It is not necessary to deselect existing IPF files before adding artificial boreholes, however for reasons of illustration it is more clear to turn them off for now.

The following window appears in which you can specify how those artificial wells need to be defined. We will create them manually.


Figure 11.13: Example of the Create An Artificial Well window.


Figure 11.14: Creating artificial well on the 3-D graphical canvas interactively.

iMOD will generate a set of boreholes in the commonly known IPF file structure (see Section 9.7) and they will be added to the IPFs tab on the 3-D Tool window.

You can see the create boreholes through the geology. iMOD add a colour legend to the boreholes automatically. Pretty nice, isn’t it?


Figure 11.15: Results of the artificial wells.

Okay let’s do something else now.

Let us open another IPF file.

All observation points are displayed by a grey circular dot, however, these points have timeseries associated. Let us look at these associated timeseries.

By default any “ \” string will be deleted from the ID field, so the ID-string will shorten whenever it will be displayed on the graphical canvas.

Observe the results. You might want to change the number of labels by repeating steps Item 116. to Item 118. again.


Figure 11.16: Pop-up window with ’Select For’ option when right-clicking on canvas when IPF Analyse window is active.

iMOD finds any point that satisfies this search string. Notice that the wildcard is necessary at the first portion of the search string, since all label IDs start with “observation \”. As a result 6 points will be selected and displayed in the table on the IPF Analyse window. Let us display the associated time series.

Two windows are displayed; Table of Associated Files Content and IPF Analyse Figure. Whenever one time series is selected in the Select one/more to plot list, a table is presented with the actual values for the time series on the Table of Associated Files Content window, let’s do that


Figure 11.17: Example of plotted as figure and table using the button ’IPF Figure’ from the window IPF Analyse.

Let us look at another way of adding/deleting points from the selection table.

Additionally to the display options of timeseries in the IPF Analyse Figure window, let us plot timeseries on the map.

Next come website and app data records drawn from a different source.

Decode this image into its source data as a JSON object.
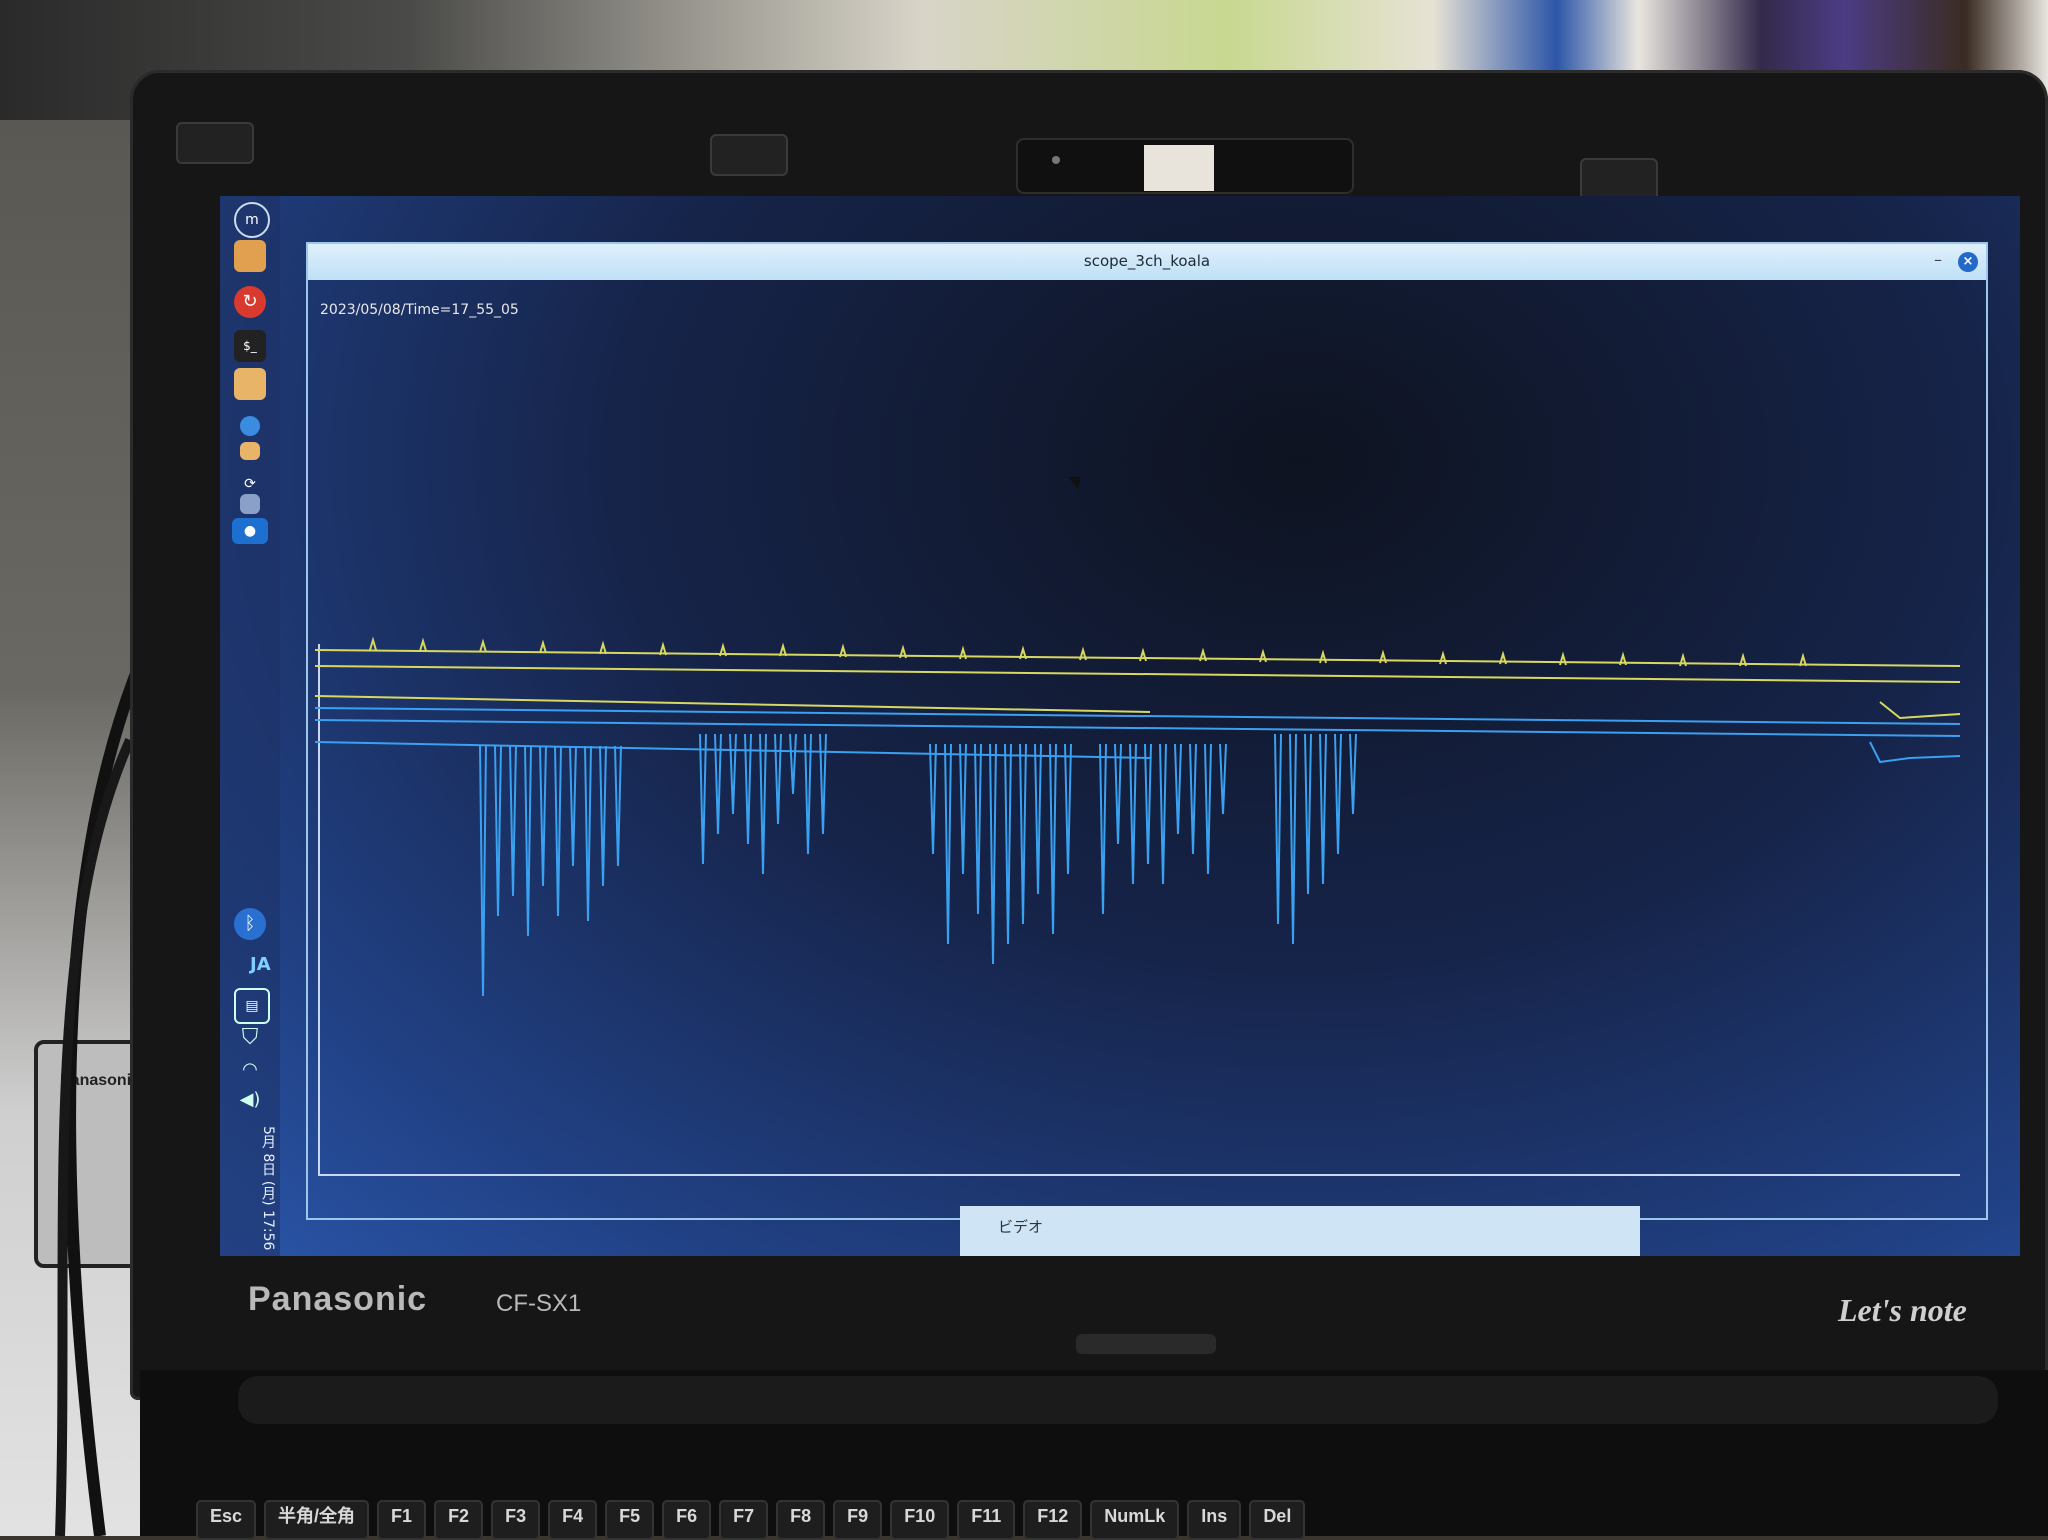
{
  "window": {
    "title": "scope_3ch_koala",
    "minimize_glyph": "–",
    "close_glyph": "×",
    "timestamp": "2023/05/08/Time=17_55_05"
  },
  "panel": {
    "ime_label": "JA",
    "clock": "5月 8日 (月) 17:56",
    "icons": [
      "mint-menu-icon",
      "folder-icon",
      "backup-icon",
      "terminal-icon",
      "files-icon",
      "settings-icon",
      "folder-small-icon",
      "update-icon",
      "save-icon",
      "media-icon"
    ],
    "tray_icons": [
      "bluetooth-icon",
      "clipboard-icon",
      "shield-icon",
      "wifi-icon",
      "volume-icon"
    ]
  },
  "taskbar": {
    "item_label": "ビデオ"
  },
  "laptop": {
    "brand": "Panasonic",
    "model": "CF-SX1",
    "series": "Let's note"
  },
  "adapter": {
    "label": "Panasonic"
  },
  "keyboard": {
    "keys": [
      "Esc",
      "半角/全角",
      "F1",
      "F2",
      "F3",
      "F4",
      "F5",
      "F6",
      "F7",
      "F8",
      "F9",
      "F10",
      "F11",
      "F12",
      "NumLk",
      "Ins",
      "Del"
    ]
  },
  "colors": {
    "trace_yellow": "#d8d860",
    "trace_blue": "#3aa0f0",
    "title_bar": "#cfe8f8"
  }
}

Figure 11.18: Example of plotted timeseries next to selected points using the option ’Simple’ from the Graph dropdown menu in the Setting tab of IPF Analyse.

For those points in the selection table on the Attributes tab, their associated timeseries will be plotted on the map. Each time another point is added or deleted the display is updated.

Whenever a small crossed-out rectangle is displayed, it means that the associated timeseries for that point is missing.

Whenever the IPF Analyse window is closed, timeseries cannot be plotted on the map anymore.

Save /Open a Display Configuration

The entire configuration of legends and settings for the files that are loaded in the iMOD Manager can be saved on disk. Whenever iMOD will be restarted, this file can be loaded to recover the iMOD session again.

The filename entered will be saved in the {USER} \IMFILES folder on default, however, another location can be entered too. For reasons of efficiency and transferability, it is advisable to store these IMF files in that particular folder.

Let us quit iMOD now.

Let us restart iMOD.

As expected, the original iMOD session has been restored.